» **Task objective**:
Return, from the data below, each line that contains the word "police".

<<<<

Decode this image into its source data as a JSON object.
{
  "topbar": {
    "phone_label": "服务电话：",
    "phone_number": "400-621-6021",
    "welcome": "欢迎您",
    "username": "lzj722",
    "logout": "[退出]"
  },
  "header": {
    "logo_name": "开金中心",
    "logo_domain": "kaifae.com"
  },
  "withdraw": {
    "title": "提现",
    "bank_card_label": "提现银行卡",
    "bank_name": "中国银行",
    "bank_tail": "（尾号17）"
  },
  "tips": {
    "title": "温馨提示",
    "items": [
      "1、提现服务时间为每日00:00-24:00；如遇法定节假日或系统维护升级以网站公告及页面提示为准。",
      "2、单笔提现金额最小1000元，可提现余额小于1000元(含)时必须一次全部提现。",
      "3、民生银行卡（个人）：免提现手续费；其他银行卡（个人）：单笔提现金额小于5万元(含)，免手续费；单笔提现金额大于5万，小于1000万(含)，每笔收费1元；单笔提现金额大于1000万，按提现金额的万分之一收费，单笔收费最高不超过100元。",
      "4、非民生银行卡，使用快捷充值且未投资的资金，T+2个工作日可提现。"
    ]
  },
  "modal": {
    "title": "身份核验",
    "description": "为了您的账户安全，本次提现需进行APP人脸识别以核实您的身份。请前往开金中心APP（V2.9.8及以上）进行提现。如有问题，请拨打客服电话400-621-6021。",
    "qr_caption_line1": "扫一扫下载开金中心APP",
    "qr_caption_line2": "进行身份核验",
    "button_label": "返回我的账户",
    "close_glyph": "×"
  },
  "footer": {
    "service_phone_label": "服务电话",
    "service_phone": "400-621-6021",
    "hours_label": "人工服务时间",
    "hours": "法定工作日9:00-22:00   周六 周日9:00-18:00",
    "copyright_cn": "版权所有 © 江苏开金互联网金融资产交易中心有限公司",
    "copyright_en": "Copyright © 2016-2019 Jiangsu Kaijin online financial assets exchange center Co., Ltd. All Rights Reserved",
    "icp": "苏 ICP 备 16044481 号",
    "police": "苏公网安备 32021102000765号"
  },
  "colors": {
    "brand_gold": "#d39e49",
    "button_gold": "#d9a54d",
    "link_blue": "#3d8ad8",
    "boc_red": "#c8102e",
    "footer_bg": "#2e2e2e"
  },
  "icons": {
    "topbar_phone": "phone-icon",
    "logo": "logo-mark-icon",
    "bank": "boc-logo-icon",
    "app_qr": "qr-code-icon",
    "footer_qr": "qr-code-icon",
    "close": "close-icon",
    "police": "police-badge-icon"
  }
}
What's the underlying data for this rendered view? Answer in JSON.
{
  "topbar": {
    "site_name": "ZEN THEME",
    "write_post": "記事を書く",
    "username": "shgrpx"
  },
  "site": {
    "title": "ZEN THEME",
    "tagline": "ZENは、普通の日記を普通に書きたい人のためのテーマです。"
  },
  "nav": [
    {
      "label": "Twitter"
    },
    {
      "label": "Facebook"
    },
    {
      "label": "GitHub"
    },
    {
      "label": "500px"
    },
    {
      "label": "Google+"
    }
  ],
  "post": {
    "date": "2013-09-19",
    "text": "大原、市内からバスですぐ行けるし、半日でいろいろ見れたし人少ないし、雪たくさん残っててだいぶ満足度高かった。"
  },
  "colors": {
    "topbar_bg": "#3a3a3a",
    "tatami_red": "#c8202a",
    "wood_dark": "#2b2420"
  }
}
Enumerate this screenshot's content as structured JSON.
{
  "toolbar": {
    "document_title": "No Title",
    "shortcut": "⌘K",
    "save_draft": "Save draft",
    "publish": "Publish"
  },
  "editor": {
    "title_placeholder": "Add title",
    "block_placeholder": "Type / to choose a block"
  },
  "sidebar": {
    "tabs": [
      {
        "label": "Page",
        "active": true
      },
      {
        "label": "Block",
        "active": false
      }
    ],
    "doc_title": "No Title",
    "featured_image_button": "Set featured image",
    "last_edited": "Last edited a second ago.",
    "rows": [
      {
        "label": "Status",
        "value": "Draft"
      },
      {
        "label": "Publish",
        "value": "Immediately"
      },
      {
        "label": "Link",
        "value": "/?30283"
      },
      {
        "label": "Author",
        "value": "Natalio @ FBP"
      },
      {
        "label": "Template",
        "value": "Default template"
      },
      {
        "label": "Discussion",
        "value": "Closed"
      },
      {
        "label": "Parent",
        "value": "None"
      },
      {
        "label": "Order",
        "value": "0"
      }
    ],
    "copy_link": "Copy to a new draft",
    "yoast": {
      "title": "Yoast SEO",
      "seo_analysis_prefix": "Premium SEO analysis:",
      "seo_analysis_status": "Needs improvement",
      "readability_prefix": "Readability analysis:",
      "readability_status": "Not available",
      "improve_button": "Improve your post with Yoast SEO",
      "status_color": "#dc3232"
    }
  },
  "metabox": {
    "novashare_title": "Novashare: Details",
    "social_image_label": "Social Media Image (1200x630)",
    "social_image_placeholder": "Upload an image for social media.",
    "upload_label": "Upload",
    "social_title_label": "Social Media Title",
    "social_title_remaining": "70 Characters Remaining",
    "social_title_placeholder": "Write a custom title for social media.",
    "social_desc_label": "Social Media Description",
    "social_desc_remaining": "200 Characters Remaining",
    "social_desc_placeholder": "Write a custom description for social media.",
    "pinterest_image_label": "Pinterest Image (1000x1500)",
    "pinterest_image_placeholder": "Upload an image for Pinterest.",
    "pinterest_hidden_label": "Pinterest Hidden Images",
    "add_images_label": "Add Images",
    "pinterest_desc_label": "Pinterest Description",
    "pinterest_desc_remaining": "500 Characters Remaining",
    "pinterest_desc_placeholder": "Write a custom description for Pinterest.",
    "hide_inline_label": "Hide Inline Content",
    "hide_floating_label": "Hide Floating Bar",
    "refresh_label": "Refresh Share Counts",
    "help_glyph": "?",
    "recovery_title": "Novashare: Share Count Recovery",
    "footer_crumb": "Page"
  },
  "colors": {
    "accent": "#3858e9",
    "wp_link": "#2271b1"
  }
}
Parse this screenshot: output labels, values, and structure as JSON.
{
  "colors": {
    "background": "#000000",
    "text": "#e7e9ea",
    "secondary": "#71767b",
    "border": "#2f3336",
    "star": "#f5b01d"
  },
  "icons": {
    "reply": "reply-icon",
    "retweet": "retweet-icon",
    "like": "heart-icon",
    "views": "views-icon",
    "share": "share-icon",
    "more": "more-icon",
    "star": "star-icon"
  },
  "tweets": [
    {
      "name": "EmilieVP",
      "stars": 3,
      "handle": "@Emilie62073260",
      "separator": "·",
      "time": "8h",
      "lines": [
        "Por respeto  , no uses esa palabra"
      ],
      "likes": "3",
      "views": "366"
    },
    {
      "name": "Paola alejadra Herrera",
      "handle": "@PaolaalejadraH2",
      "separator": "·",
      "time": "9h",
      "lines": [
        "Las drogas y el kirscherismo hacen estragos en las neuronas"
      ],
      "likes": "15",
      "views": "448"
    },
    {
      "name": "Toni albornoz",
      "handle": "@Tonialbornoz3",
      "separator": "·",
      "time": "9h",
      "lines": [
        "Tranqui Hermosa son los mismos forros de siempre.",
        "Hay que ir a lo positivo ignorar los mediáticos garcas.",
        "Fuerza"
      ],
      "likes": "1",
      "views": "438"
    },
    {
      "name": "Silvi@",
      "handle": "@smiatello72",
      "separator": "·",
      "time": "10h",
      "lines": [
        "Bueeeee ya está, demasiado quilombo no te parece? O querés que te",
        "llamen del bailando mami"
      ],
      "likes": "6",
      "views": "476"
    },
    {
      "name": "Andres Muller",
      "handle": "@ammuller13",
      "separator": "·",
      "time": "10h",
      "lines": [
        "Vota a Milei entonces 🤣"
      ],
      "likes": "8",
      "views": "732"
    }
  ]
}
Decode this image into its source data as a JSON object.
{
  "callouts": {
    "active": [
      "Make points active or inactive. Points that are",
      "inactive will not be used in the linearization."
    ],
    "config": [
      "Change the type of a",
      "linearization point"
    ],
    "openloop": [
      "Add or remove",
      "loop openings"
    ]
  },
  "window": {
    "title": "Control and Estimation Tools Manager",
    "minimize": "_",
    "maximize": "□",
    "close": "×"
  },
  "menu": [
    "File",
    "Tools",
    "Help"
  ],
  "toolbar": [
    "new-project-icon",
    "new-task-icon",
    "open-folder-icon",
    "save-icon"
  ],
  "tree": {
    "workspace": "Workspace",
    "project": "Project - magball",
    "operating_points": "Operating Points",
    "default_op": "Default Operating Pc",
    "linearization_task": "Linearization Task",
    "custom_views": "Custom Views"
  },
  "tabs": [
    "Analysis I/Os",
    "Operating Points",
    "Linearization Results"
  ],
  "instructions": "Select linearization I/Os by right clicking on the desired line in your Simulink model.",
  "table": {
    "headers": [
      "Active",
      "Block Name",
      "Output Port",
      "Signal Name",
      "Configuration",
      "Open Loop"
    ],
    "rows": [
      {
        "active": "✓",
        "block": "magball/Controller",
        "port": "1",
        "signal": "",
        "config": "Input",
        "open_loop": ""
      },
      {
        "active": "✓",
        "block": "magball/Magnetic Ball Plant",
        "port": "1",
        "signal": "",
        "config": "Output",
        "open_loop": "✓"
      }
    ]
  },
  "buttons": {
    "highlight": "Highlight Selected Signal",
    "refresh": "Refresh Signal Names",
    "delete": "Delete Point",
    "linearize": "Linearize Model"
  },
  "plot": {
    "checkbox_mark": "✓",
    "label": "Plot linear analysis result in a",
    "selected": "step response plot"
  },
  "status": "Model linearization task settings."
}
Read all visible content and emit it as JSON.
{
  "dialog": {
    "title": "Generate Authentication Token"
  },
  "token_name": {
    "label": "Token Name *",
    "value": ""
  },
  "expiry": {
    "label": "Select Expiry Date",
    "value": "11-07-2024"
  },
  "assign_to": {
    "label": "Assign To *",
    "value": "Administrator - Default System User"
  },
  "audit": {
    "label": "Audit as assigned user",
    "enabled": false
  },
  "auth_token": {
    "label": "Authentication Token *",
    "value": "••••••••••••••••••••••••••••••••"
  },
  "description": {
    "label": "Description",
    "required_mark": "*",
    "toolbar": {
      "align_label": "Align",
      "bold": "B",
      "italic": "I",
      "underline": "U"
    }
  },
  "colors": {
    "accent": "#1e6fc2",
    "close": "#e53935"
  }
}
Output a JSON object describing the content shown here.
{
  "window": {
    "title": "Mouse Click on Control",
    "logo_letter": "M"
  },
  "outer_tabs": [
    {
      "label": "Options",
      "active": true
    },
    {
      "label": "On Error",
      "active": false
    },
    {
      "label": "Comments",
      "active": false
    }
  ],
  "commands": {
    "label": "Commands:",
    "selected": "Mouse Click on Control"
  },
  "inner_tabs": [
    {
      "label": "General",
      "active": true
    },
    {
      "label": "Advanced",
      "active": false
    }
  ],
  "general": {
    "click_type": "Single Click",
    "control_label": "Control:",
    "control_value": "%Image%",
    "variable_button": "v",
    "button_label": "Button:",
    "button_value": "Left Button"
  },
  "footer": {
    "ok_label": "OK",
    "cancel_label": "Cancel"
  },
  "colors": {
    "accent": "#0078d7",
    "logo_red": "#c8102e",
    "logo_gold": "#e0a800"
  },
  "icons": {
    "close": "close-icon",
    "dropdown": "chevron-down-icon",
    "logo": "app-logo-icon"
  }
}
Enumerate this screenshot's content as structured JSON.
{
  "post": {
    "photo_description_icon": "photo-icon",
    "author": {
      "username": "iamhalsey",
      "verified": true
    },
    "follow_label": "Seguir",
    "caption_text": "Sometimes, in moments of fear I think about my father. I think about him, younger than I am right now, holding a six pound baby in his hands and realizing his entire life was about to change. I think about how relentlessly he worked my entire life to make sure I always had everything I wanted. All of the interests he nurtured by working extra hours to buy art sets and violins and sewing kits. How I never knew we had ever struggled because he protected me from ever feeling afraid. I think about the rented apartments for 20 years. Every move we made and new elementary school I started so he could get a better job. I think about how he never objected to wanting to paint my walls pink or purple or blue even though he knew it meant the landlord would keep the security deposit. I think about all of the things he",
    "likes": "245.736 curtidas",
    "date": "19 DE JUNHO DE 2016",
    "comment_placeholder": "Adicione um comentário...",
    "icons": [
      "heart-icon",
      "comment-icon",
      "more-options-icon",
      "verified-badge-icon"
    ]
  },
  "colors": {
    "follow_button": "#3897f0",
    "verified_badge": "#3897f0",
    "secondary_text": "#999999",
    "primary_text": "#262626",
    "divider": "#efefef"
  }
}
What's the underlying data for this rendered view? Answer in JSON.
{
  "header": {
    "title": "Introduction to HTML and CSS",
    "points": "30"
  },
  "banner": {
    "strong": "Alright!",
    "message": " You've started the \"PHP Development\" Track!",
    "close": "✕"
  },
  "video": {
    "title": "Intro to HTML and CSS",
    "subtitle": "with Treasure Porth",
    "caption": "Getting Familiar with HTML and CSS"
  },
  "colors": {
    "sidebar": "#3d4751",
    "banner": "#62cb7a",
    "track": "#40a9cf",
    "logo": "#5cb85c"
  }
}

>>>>

» **Exercise result**:
    "police": "苏公网安备 32021102000765号"
    "police": "police-badge-icon"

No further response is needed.